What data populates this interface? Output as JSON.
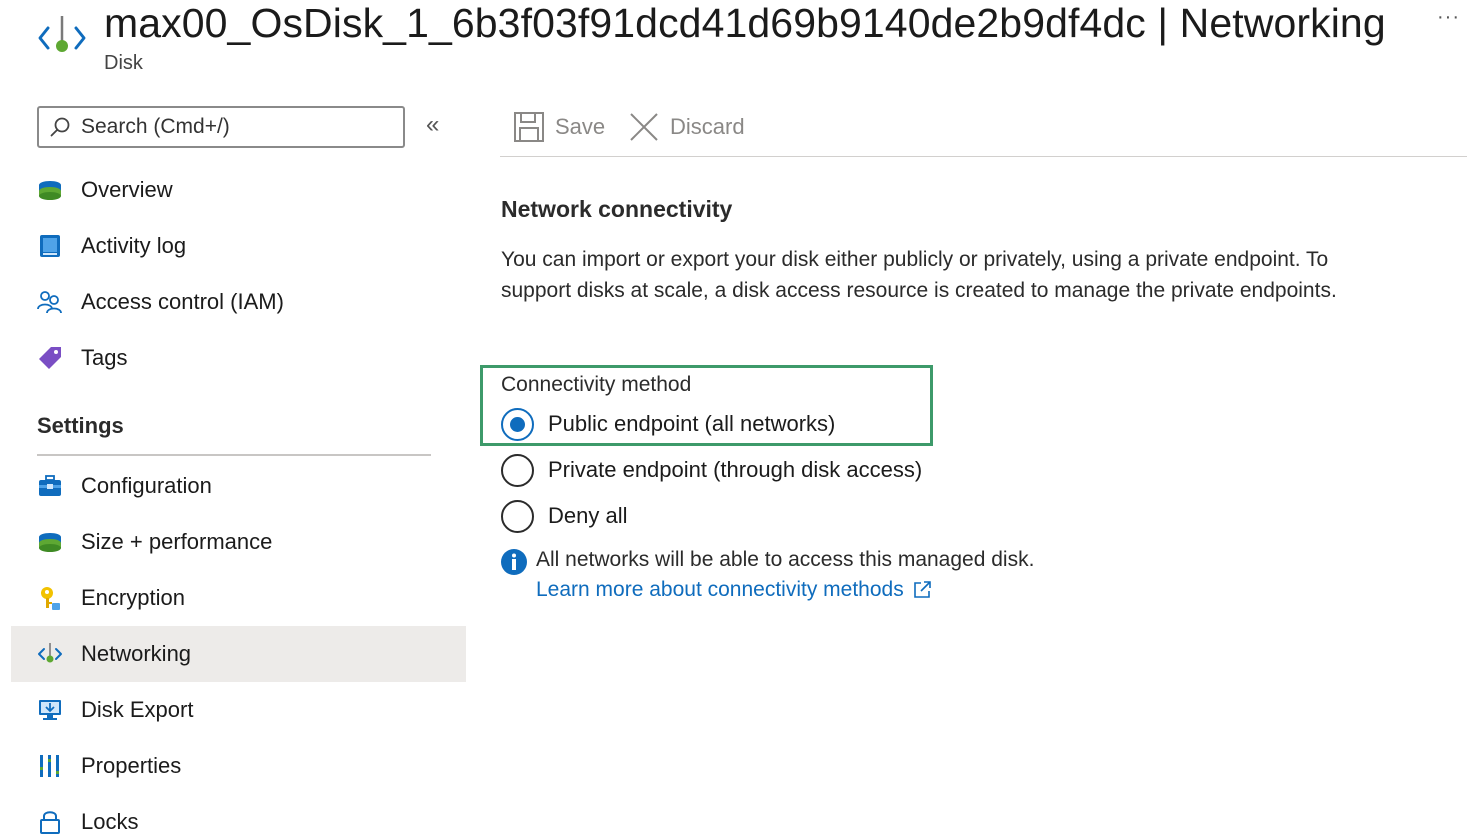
{
  "header": {
    "title": "max00_OsDisk_1_6b3f03f91dcd41d69b9140de2b9df4dc | Networking",
    "subtitle": "Disk",
    "more": "···"
  },
  "search": {
    "placeholder": "Search (Cmd+/)",
    "collapse": "«"
  },
  "sidebar": {
    "items": [
      {
        "label": "Overview",
        "icon": "overview-disk-icon"
      },
      {
        "label": "Activity log",
        "icon": "activity-log-icon"
      },
      {
        "label": "Access control (IAM)",
        "icon": "people-icon"
      },
      {
        "label": "Tags",
        "icon": "tag-icon"
      }
    ],
    "settings_header": "Settings",
    "settings_items": [
      {
        "label": "Configuration",
        "icon": "toolbox-icon"
      },
      {
        "label": "Size + performance",
        "icon": "disk-stack-icon"
      },
      {
        "label": "Encryption",
        "icon": "key-icon"
      },
      {
        "label": "Networking",
        "icon": "networking-icon",
        "active": true
      },
      {
        "label": "Disk Export",
        "icon": "disk-export-icon"
      },
      {
        "label": "Properties",
        "icon": "properties-icon"
      },
      {
        "label": "Locks",
        "icon": "lock-icon"
      }
    ]
  },
  "toolbar": {
    "save_label": "Save",
    "discard_label": "Discard"
  },
  "main": {
    "section_title": "Network connectivity",
    "description": "You can import or export your disk either publicly or privately, using a private endpoint. To support disks at scale, a disk access resource is created to manage the private endpoints.",
    "connectivity_label": "Connectivity method",
    "options": [
      {
        "label": "Public endpoint (all networks)",
        "selected": true
      },
      {
        "label": "Private endpoint (through disk access)",
        "selected": false
      },
      {
        "label": "Deny all",
        "selected": false
      }
    ],
    "info_text": "All networks will be able to access this managed disk.",
    "learn_more": "Learn more about connectivity methods"
  },
  "colors": {
    "accent": "#0f6cbd",
    "highlight_box": "#3d9a6a",
    "active_nav": "#edebe9"
  }
}
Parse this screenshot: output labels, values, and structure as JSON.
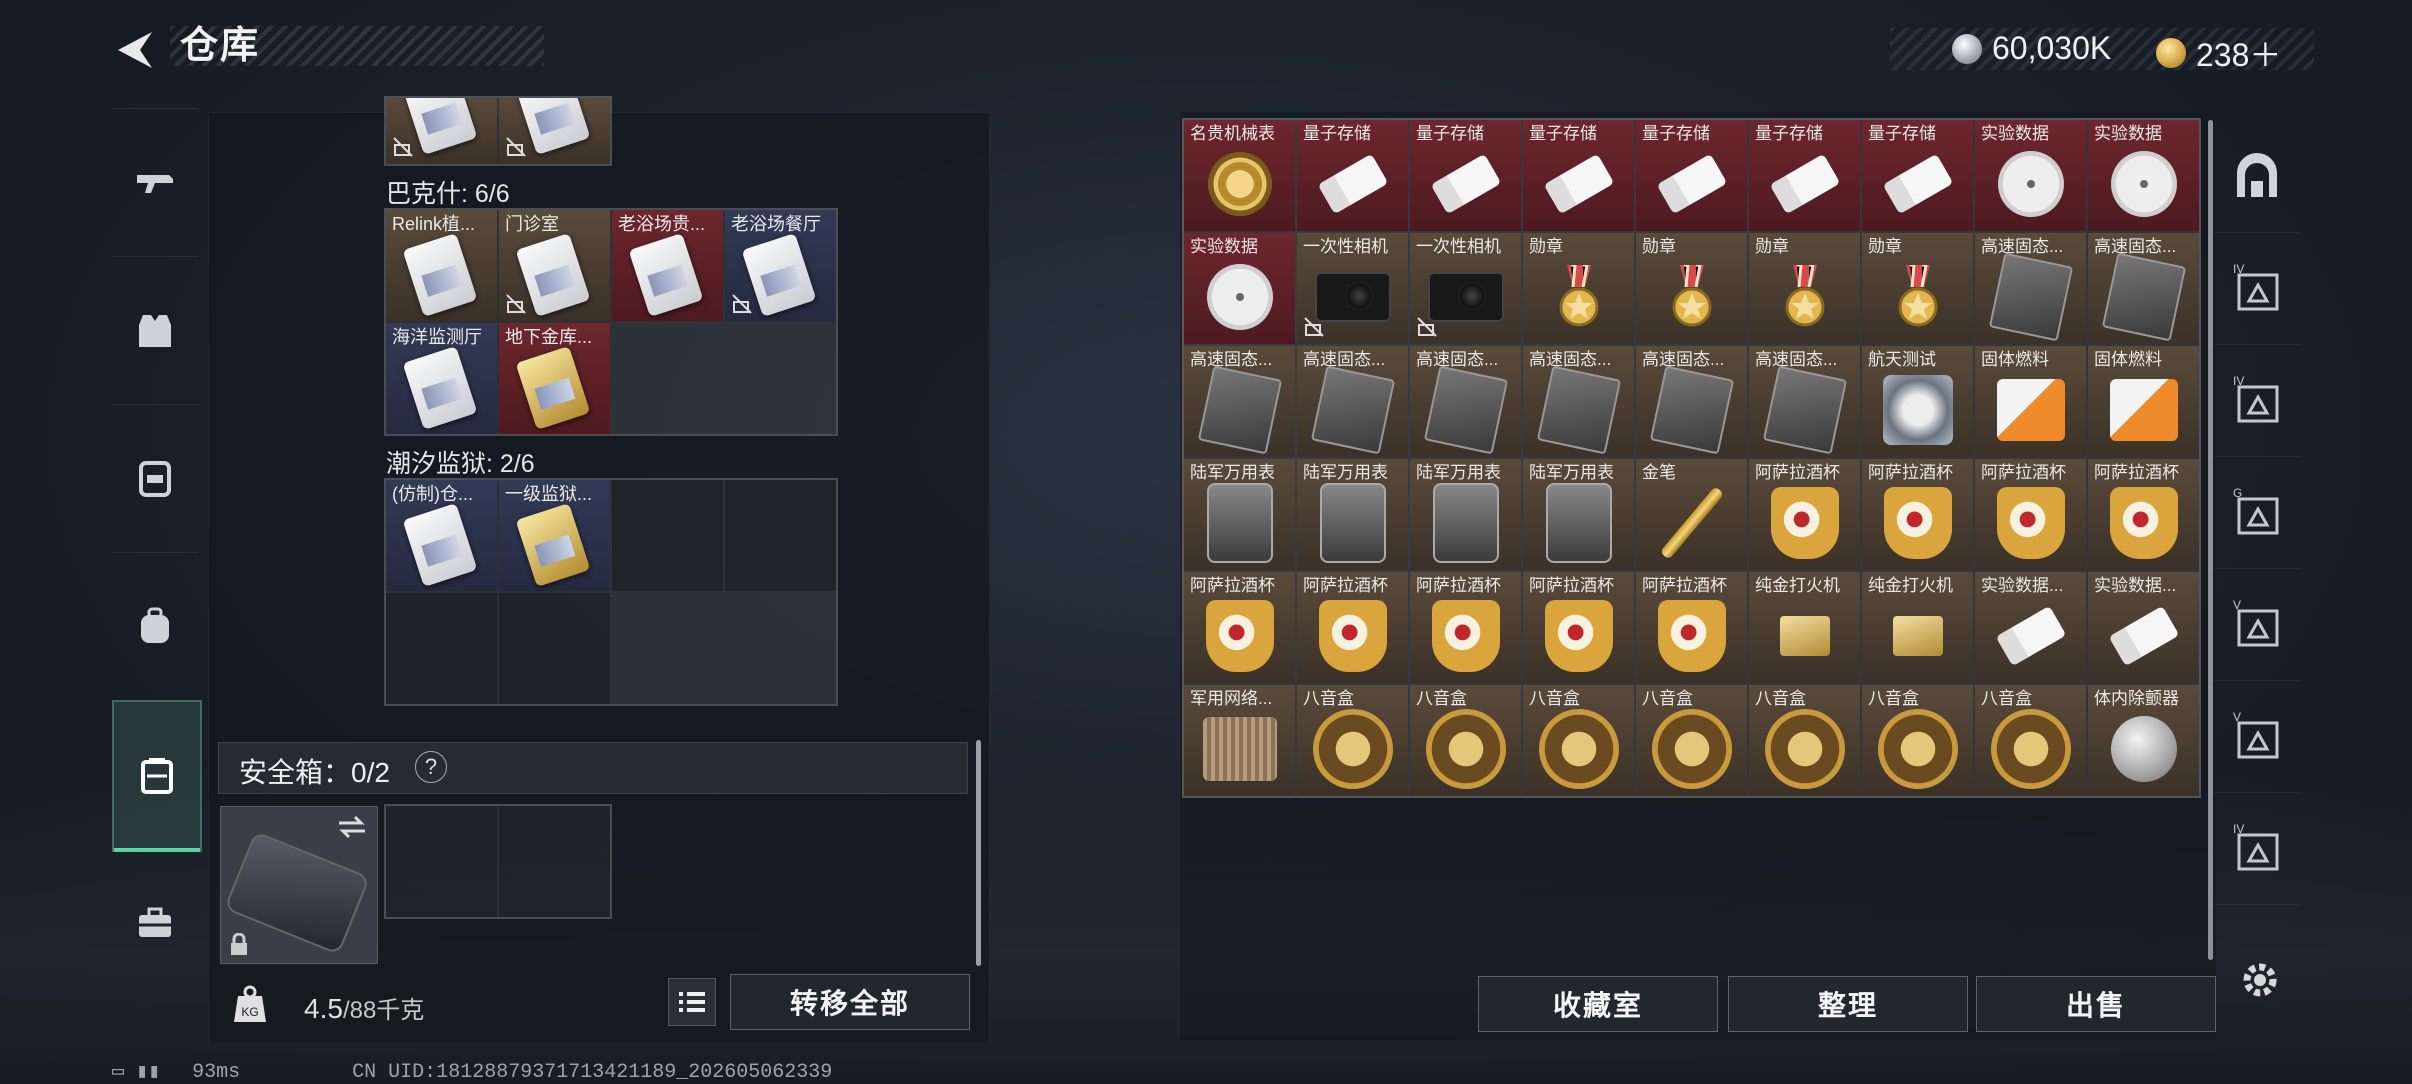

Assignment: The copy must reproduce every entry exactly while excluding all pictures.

Response area:
What data populates this interface? Output as JSON.
{
  "header": {
    "title": "max00_OsDisk_1_6b3f03f91dcd41d69b9140de2b9df4dc | Networking",
    "subtitle": "Disk",
    "more": "···"
  },
  "search": {
    "placeholder": "Search (Cmd+/)",
    "collapse": "«"
  },
  "sidebar": {
    "items": [
      {
        "label": "Overview",
        "icon": "overview-disk-icon"
      },
      {
        "label": "Activity log",
        "icon": "activity-log-icon"
      },
      {
        "label": "Access control (IAM)",
        "icon": "people-icon"
      },
      {
        "label": "Tags",
        "icon": "tag-icon"
      }
    ],
    "settings_header": "Settings",
    "settings_items": [
      {
        "label": "Configuration",
        "icon": "toolbox-icon"
      },
      {
        "label": "Size + performance",
        "icon": "disk-stack-icon"
      },
      {
        "label": "Encryption",
        "icon": "key-icon"
      },
      {
        "label": "Networking",
        "icon": "networking-icon",
        "active": true
      },
      {
        "label": "Disk Export",
        "icon": "disk-export-icon"
      },
      {
        "label": "Properties",
        "icon": "properties-icon"
      },
      {
        "label": "Locks",
        "icon": "lock-icon"
      }
    ]
  },
  "toolbar": {
    "save_label": "Save",
    "discard_label": "Discard"
  },
  "main": {
    "section_title": "Network connectivity",
    "description": "You can import or export your disk either publicly or privately, using a private endpoint. To support disks at scale, a disk access resource is created to manage the private endpoints.",
    "connectivity_label": "Connectivity method",
    "options": [
      {
        "label": "Public endpoint (all networks)",
        "selected": true
      },
      {
        "label": "Private endpoint (through disk access)",
        "selected": false
      },
      {
        "label": "Deny all",
        "selected": false
      }
    ],
    "info_text": "All networks will be able to access this managed disk.",
    "learn_more": "Learn more about connectivity methods"
  },
  "colors": {
    "accent": "#0f6cbd",
    "highlight_box": "#3d9a6a",
    "active_nav": "#edebe9"
  }
}
Parse this screenshot: output labels, values, and structure as JSON.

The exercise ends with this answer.